▶ YOUR ASSIGNMENT
Copy each line from the data that has the word "glyph" in it.

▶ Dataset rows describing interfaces
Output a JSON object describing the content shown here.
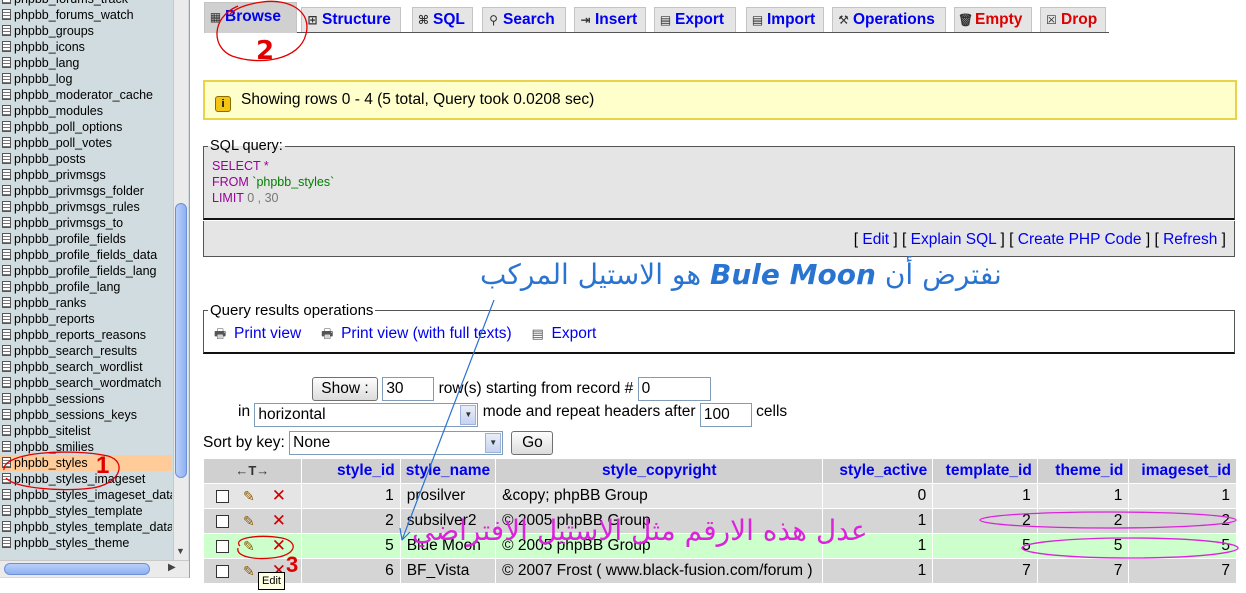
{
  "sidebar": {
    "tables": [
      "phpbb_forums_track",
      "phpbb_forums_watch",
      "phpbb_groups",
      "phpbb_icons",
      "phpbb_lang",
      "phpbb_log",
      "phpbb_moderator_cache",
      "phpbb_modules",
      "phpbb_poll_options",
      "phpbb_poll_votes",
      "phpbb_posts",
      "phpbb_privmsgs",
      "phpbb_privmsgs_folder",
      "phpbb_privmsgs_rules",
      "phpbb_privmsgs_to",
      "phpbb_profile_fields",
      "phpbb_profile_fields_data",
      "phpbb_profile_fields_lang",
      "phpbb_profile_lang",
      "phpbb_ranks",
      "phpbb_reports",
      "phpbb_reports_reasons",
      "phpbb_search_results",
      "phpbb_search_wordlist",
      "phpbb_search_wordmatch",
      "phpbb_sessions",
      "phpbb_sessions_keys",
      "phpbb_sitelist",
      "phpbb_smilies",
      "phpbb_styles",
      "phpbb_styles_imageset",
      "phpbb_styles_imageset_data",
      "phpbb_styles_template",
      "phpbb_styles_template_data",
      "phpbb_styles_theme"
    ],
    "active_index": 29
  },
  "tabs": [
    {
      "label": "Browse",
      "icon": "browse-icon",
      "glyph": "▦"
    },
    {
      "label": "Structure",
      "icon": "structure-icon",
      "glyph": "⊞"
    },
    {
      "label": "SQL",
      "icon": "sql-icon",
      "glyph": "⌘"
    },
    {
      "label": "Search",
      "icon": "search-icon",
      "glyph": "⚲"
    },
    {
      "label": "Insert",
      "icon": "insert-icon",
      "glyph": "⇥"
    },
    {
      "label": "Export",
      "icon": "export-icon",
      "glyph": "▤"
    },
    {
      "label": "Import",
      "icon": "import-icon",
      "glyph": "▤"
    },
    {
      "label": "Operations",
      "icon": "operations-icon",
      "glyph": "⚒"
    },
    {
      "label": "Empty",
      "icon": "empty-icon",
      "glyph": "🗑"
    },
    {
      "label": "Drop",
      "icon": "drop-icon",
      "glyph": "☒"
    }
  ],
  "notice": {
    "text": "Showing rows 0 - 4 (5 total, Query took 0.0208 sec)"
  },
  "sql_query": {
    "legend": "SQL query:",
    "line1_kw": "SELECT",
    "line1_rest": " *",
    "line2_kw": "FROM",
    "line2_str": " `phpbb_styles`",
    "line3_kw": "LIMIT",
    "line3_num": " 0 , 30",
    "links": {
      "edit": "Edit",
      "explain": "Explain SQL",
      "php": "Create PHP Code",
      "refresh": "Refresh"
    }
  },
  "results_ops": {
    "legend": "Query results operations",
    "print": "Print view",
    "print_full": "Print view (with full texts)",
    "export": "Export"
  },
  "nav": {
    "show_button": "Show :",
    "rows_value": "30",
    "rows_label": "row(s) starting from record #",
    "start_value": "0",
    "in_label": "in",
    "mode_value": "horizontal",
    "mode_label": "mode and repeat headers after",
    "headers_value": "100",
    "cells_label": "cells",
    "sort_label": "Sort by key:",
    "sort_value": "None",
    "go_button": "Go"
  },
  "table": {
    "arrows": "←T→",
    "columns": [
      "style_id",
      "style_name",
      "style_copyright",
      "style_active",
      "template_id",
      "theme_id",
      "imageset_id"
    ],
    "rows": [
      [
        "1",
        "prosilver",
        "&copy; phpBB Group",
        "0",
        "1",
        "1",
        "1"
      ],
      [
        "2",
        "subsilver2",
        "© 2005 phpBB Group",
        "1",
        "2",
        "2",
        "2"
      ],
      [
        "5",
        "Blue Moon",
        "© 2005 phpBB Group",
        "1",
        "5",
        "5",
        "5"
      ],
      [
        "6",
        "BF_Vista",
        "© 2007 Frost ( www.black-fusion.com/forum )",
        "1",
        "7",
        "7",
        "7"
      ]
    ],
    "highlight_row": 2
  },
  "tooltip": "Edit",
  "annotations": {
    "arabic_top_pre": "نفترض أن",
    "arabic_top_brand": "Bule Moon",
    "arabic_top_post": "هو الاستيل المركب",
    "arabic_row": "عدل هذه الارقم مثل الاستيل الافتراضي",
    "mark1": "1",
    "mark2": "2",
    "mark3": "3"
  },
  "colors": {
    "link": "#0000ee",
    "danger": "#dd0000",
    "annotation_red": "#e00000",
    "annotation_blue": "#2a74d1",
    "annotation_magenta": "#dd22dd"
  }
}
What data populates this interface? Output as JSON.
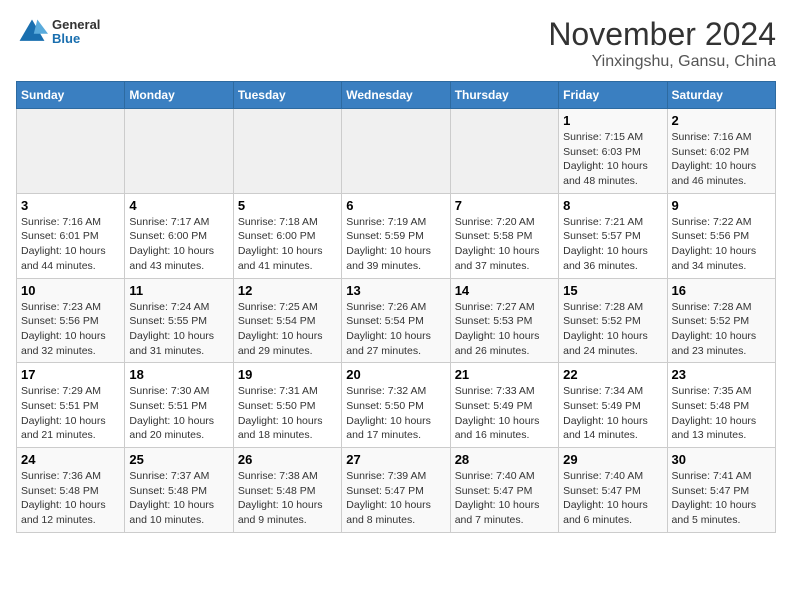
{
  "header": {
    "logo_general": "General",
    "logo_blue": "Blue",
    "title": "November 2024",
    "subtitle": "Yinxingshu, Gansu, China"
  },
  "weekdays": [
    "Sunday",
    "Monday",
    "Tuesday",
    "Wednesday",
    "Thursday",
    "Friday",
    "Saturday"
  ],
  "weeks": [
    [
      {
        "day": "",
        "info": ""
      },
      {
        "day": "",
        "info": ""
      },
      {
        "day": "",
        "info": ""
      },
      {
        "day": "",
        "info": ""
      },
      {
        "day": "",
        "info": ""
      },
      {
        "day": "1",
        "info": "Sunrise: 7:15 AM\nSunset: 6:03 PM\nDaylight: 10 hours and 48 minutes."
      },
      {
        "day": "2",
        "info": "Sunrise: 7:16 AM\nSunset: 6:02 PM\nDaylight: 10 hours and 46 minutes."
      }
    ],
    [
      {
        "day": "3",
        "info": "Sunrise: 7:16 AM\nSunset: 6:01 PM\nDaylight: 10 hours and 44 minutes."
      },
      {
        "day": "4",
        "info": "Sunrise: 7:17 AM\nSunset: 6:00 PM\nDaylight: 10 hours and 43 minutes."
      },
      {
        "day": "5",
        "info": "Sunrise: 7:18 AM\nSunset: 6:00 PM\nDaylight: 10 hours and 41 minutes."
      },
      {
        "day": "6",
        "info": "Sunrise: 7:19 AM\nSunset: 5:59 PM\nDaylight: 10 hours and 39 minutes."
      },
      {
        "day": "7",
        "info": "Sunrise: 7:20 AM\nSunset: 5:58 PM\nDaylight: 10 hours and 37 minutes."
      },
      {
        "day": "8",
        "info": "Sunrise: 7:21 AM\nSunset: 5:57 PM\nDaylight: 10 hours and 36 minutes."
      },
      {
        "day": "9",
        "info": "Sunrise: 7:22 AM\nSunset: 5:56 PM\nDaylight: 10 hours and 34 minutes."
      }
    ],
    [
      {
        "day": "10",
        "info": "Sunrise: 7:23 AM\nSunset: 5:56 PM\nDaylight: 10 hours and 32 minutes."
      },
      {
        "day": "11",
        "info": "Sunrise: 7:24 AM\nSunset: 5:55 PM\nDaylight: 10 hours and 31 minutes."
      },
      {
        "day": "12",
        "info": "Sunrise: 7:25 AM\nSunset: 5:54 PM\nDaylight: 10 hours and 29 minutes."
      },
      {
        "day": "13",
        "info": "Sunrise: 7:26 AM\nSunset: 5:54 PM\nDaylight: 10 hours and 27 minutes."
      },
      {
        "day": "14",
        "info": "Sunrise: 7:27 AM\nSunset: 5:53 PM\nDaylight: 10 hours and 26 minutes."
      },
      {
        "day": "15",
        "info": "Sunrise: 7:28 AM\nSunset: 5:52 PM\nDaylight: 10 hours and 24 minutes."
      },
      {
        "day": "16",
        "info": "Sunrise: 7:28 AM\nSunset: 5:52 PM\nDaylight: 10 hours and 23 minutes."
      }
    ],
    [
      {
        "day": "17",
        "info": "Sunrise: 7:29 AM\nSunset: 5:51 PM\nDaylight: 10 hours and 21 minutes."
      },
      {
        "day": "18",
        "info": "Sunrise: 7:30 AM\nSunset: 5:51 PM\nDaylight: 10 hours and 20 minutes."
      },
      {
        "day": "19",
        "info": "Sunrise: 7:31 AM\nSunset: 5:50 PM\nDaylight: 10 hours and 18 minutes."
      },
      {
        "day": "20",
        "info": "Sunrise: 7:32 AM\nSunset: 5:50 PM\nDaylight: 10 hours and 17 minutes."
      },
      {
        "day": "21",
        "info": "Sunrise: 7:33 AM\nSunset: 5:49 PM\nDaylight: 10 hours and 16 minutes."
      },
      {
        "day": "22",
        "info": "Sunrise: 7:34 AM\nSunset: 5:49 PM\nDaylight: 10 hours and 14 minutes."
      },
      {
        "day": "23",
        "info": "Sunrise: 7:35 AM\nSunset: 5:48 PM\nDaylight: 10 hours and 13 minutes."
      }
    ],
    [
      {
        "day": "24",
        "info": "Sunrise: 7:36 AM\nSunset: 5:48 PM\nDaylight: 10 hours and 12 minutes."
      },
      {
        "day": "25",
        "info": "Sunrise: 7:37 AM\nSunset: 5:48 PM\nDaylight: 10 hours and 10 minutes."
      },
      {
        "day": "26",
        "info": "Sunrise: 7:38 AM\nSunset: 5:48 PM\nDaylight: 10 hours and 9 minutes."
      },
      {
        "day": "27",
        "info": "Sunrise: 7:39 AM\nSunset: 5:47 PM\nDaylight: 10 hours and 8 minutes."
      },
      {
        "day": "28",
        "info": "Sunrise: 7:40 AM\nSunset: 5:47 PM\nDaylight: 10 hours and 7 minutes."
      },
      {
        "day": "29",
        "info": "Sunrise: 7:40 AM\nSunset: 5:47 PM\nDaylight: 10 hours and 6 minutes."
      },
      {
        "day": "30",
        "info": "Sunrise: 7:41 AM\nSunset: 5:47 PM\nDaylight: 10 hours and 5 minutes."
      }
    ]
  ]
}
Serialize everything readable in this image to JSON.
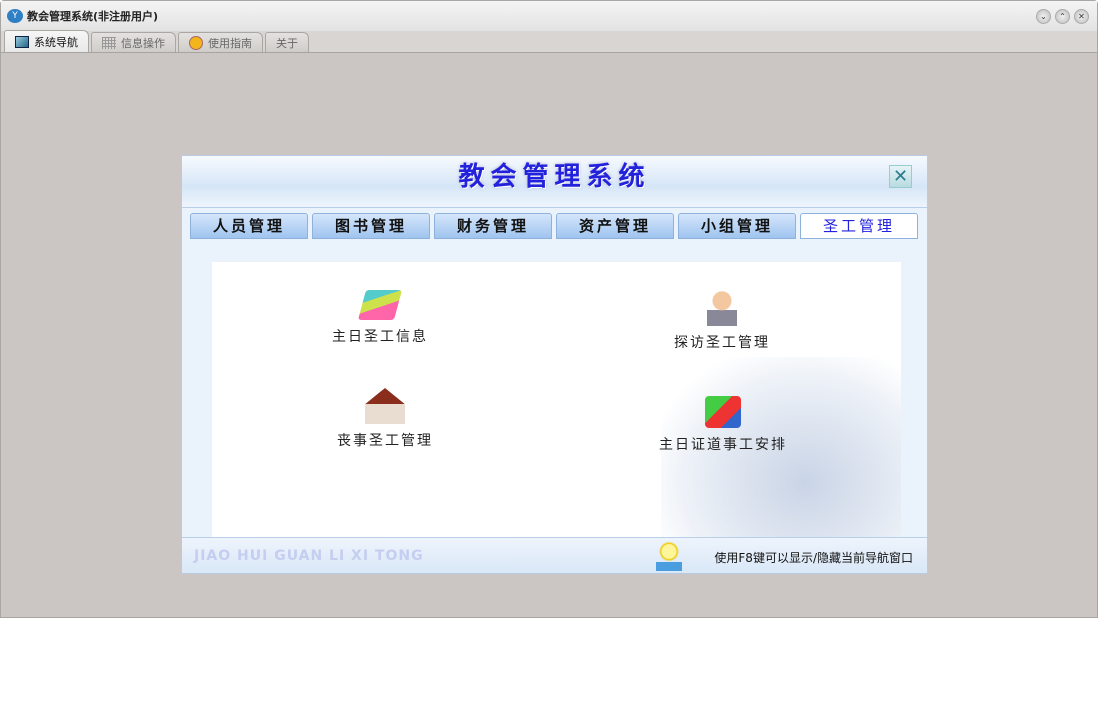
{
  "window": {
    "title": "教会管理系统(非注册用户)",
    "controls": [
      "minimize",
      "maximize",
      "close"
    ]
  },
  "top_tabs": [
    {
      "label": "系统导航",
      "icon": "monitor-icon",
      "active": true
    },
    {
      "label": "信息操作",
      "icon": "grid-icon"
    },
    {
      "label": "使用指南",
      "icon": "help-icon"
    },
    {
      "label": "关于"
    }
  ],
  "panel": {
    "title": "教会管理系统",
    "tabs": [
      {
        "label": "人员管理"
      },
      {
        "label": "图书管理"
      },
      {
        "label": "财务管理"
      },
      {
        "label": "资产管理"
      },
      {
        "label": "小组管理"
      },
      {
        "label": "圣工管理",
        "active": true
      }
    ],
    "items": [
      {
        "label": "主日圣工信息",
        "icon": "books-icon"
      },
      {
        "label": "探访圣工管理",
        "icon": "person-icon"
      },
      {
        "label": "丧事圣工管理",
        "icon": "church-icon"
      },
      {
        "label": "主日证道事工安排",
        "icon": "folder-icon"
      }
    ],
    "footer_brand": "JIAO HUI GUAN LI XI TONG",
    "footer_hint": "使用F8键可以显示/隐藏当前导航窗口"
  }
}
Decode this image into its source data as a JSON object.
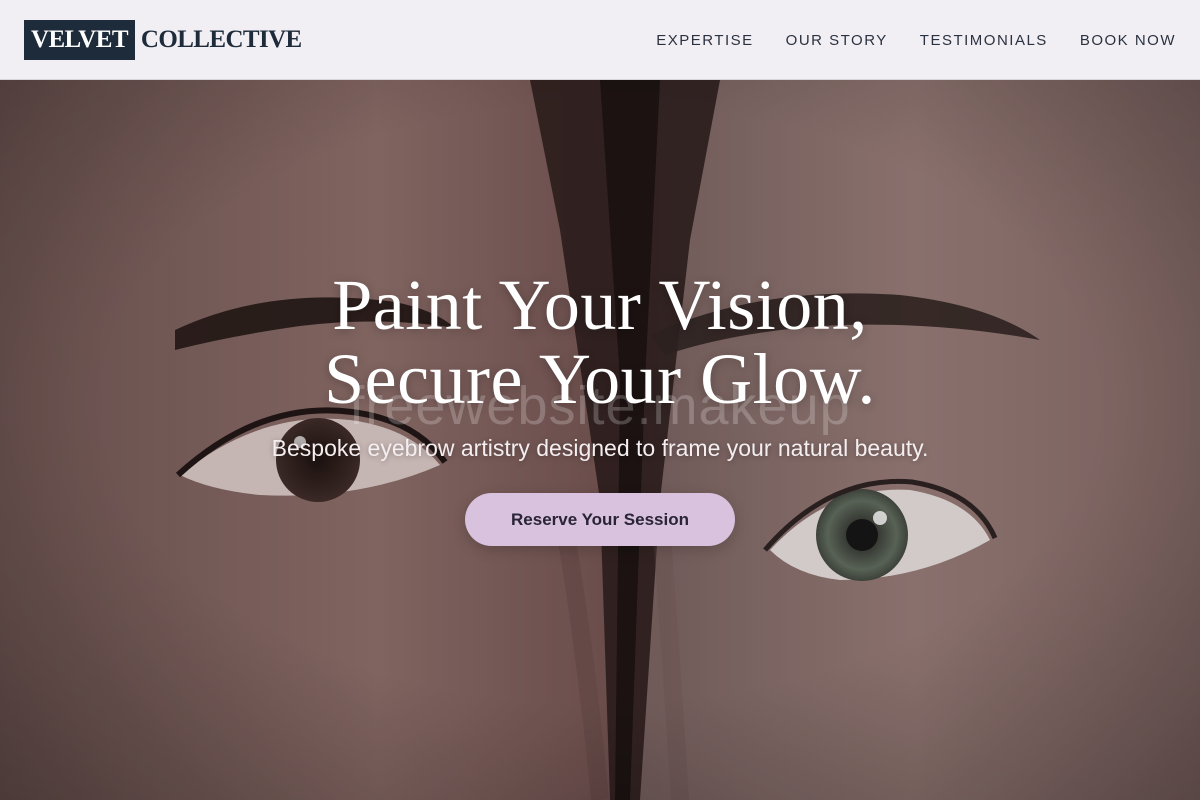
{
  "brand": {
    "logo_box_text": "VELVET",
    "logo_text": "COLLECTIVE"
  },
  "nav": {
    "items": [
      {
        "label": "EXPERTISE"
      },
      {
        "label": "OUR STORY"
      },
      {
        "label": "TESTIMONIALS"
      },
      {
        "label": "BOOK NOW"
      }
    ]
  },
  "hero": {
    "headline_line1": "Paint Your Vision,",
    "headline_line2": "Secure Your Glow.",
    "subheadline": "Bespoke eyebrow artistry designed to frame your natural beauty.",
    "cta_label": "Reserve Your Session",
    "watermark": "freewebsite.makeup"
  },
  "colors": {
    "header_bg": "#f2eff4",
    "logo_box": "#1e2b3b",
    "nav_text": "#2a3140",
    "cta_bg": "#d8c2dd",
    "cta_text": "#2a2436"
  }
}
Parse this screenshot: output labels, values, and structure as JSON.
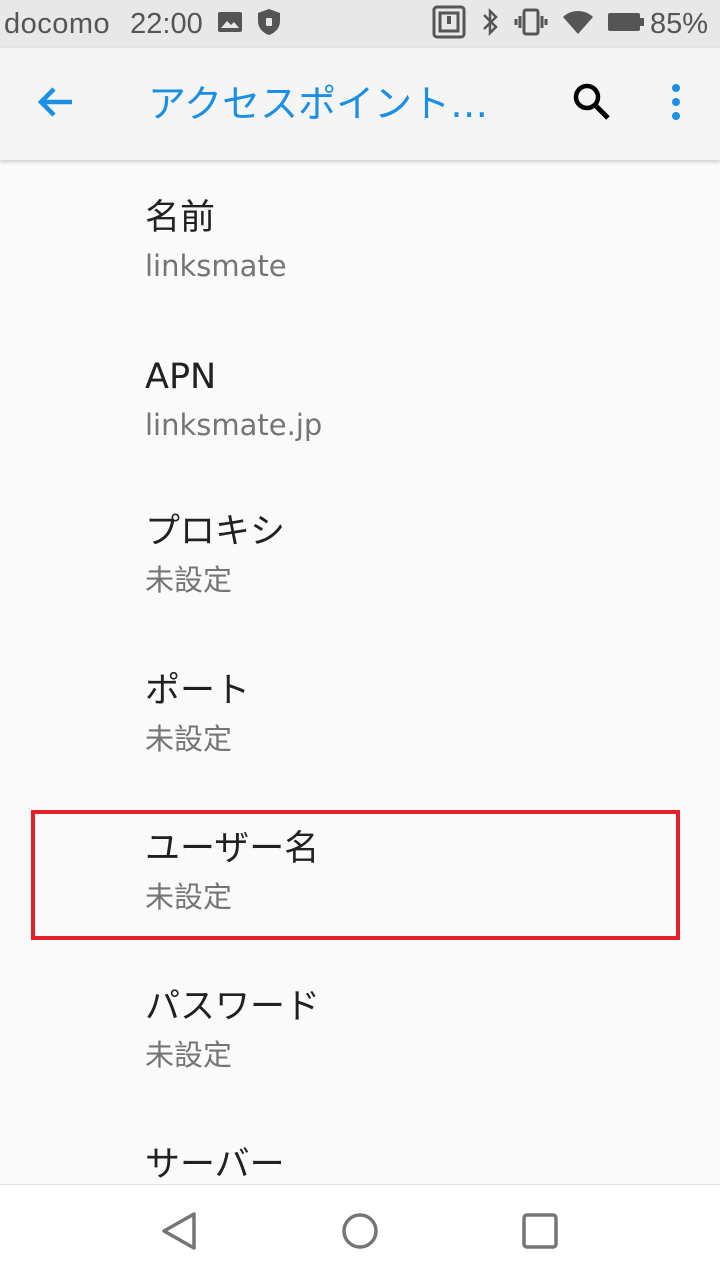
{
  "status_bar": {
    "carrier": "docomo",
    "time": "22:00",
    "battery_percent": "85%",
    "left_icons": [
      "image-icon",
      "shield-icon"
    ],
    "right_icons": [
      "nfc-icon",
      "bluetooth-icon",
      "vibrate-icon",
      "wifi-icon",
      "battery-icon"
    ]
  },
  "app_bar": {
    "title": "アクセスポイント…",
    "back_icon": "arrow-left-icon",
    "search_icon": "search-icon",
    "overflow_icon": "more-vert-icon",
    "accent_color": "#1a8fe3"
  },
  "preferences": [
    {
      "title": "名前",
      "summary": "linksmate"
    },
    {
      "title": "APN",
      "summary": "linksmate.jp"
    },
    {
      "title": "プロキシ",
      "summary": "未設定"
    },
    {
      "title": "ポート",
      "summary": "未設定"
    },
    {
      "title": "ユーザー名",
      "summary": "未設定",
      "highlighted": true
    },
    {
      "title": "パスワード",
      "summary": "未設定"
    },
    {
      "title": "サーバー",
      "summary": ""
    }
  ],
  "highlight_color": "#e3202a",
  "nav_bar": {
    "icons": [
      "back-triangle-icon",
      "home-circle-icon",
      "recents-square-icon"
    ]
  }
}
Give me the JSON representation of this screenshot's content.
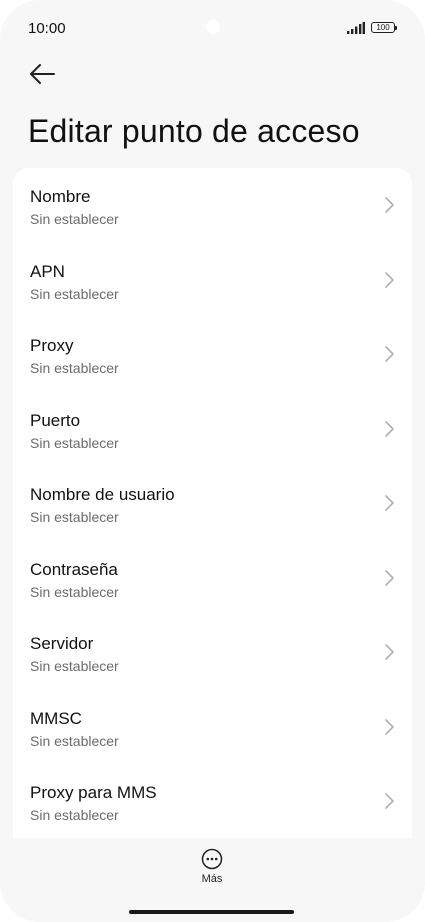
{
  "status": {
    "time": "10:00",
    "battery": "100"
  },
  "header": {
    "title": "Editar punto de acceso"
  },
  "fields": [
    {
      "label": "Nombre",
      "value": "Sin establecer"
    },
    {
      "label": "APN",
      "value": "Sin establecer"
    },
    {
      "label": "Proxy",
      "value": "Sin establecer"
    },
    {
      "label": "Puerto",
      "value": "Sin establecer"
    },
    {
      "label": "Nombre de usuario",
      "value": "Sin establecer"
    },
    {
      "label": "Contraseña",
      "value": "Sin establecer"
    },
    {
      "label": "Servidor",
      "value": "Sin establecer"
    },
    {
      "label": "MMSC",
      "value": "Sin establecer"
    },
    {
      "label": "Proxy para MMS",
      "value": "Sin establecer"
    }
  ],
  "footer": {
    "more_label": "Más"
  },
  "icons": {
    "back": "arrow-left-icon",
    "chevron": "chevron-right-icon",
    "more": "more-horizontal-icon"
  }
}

▶ EXERCISE RESPONSE
      "glyph": "▦"
      "glyph": "⊞"
      "glyph": "⌘"
      "glyph": "⚲"
      "glyph": "⇥"
      "glyph": "▤"
      "glyph": "▤"
      "glyph": "⚒"
      "glyph": "🗑"
      "glyph": "☒"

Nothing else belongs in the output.